● Problem to solve
Nothing in the data is to be left out; copy it exactly.

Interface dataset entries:
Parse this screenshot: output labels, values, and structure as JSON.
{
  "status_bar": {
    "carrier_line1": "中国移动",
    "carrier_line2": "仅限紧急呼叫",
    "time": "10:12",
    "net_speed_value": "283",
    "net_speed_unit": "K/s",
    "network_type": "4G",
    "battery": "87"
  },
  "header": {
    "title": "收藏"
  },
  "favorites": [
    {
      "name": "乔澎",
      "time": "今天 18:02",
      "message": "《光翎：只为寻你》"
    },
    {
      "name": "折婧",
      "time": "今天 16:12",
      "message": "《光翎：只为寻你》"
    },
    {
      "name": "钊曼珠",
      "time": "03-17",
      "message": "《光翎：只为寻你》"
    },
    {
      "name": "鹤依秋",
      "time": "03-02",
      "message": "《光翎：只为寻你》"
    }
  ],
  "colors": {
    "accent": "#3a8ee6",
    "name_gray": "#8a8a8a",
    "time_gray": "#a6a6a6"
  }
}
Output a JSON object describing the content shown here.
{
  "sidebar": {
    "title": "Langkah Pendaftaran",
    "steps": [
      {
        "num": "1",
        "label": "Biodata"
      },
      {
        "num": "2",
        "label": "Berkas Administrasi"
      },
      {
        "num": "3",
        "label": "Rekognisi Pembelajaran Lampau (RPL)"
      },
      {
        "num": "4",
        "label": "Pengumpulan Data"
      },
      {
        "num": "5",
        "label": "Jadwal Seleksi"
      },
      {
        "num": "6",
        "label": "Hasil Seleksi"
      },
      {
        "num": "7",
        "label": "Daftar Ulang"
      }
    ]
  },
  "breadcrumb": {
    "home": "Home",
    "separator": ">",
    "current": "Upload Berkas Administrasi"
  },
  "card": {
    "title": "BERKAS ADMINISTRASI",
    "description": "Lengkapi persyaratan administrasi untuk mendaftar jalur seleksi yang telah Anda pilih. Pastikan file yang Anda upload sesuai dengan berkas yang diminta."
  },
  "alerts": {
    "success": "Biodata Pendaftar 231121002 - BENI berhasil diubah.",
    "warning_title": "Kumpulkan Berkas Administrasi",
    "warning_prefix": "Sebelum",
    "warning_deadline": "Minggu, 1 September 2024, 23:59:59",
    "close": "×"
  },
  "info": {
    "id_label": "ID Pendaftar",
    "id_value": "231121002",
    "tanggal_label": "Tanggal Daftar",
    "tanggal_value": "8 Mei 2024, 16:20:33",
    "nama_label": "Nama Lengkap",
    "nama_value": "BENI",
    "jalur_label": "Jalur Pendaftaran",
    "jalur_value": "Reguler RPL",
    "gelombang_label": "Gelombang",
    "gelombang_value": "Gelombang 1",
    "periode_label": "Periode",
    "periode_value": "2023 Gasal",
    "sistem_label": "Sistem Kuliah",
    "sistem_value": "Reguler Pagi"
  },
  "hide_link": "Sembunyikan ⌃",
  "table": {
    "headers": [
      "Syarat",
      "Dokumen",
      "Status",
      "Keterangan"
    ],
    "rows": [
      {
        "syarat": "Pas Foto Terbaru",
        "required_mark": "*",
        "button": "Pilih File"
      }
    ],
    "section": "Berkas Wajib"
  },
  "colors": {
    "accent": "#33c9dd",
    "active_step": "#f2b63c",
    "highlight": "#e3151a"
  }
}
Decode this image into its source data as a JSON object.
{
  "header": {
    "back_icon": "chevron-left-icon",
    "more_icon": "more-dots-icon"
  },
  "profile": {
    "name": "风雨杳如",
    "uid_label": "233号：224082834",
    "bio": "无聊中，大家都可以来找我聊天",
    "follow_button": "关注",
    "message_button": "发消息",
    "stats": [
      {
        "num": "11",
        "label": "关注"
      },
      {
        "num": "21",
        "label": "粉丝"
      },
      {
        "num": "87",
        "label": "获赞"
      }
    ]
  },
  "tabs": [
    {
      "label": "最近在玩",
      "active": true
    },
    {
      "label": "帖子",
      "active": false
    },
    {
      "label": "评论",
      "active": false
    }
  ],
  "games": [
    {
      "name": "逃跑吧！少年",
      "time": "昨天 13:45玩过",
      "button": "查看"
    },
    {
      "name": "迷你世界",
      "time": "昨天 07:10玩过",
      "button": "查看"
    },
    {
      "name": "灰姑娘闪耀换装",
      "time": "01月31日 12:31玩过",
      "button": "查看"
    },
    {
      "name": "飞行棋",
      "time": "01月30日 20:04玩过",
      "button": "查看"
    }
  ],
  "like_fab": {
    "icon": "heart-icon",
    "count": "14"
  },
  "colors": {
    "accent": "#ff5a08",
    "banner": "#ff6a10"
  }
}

● Solution to the problem
Parse this screenshot: output labels, values, and structure as JSON.
{
  "status_bar": {
    "carrier_line1": "中国移动",
    "carrier_line2": "仅限紧急呼叫",
    "time": "10:12",
    "net_speed_value": "283",
    "net_speed_unit": "K/s",
    "network_type": "4G",
    "battery": "87"
  },
  "header": {
    "title": "收藏"
  },
  "favorites": [
    {
      "name": "乔澎",
      "time": "今天 18:02",
      "message": "《光翎：只为寻你》"
    },
    {
      "name": "折婧",
      "time": "今天 16:12",
      "message": "《光翎：只为寻你》"
    },
    {
      "name": "钊曼珠",
      "time": "03-17",
      "message": "《光翎：只为寻你》"
    },
    {
      "name": "鹤依秋",
      "time": "03-02",
      "message": "《光翎：只为寻你》"
    }
  ],
  "colors": {
    "accent": "#3a8ee6",
    "name_gray": "#8a8a8a",
    "time_gray": "#a6a6a6"
  }
}
Output a JSON object describing the content shown here.
{
  "sidebar": {
    "title": "Langkah Pendaftaran",
    "steps": [
      {
        "num": "1",
        "label": "Biodata"
      },
      {
        "num": "2",
        "label": "Berkas Administrasi"
      },
      {
        "num": "3",
        "label": "Rekognisi Pembelajaran Lampau (RPL)"
      },
      {
        "num": "4",
        "label": "Pengumpulan Data"
      },
      {
        "num": "5",
        "label": "Jadwal Seleksi"
      },
      {
        "num": "6",
        "label": "Hasil Seleksi"
      },
      {
        "num": "7",
        "label": "Daftar Ulang"
      }
    ]
  },
  "breadcrumb": {
    "home": "Home",
    "separator": ">",
    "current": "Upload Berkas Administrasi"
  },
  "card": {
    "title": "BERKAS ADMINISTRASI",
    "description": "Lengkapi persyaratan administrasi untuk mendaftar jalur seleksi yang telah Anda pilih. Pastikan file yang Anda upload sesuai dengan berkas yang diminta."
  },
  "alerts": {
    "success": "Biodata Pendaftar 231121002 - BENI berhasil diubah.",
    "warning_title": "Kumpulkan Berkas Administrasi",
    "warning_prefix": "Sebelum",
    "warning_deadline": "Minggu, 1 September 2024, 23:59:59",
    "close": "×"
  },
  "info": {
    "id_label": "ID Pendaftar",
    "id_value": "231121002",
    "tanggal_label": "Tanggal Daftar",
    "tanggal_value": "8 Mei 2024, 16:20:33",
    "nama_label": "Nama Lengkap",
    "nama_value": "BENI",
    "jalur_label": "Jalur Pendaftaran",
    "jalur_value": "Reguler RPL",
    "gelombang_label": "Gelombang",
    "gelombang_value": "Gelombang 1",
    "periode_label": "Periode",
    "periode_value": "2023 Gasal",
    "sistem_label": "Sistem Kuliah",
    "sistem_value": "Reguler Pagi"
  },
  "hide_link": "Sembunyikan ⌃",
  "table": {
    "headers": [
      "Syarat",
      "Dokumen",
      "Status",
      "Keterangan"
    ],
    "rows": [
      {
        "syarat": "Pas Foto Terbaru",
        "required_mark": "*",
        "button": "Pilih File"
      }
    ],
    "section": "Berkas Wajib"
  },
  "colors": {
    "accent": "#33c9dd",
    "active_step": "#f2b63c",
    "highlight": "#e3151a"
  }
}
Decode this image into its source data as a JSON object.
{
  "header": {
    "back_icon": "chevron-left-icon",
    "more_icon": "more-dots-icon"
  },
  "profile": {
    "name": "风雨杳如",
    "uid_label": "233号：224082834",
    "bio": "无聊中，大家都可以来找我聊天",
    "follow_button": "关注",
    "message_button": "发消息",
    "stats": [
      {
        "num": "11",
        "label": "关注"
      },
      {
        "num": "21",
        "label": "粉丝"
      },
      {
        "num": "87",
        "label": "获赞"
      }
    ]
  },
  "tabs": [
    {
      "label": "最近在玩",
      "active": true
    },
    {
      "label": "帖子",
      "active": false
    },
    {
      "label": "评论",
      "active": false
    }
  ],
  "games": [
    {
      "name": "逃跑吧！少年",
      "time": "昨天 13:45玩过",
      "button": "查看"
    },
    {
      "name": "迷你世界",
      "time": "昨天 07:10玩过",
      "button": "查看"
    },
    {
      "name": "灰姑娘闪耀换装",
      "time": "01月31日 12:31玩过",
      "button": "查看"
    },
    {
      "name": "飞行棋",
      "time": "01月30日 20:04玩过",
      "button": "查看"
    }
  ],
  "like_fab": {
    "icon": "heart-icon",
    "count": "14"
  },
  "colors": {
    "accent": "#ff5a08",
    "banner": "#ff6a10"
  }
}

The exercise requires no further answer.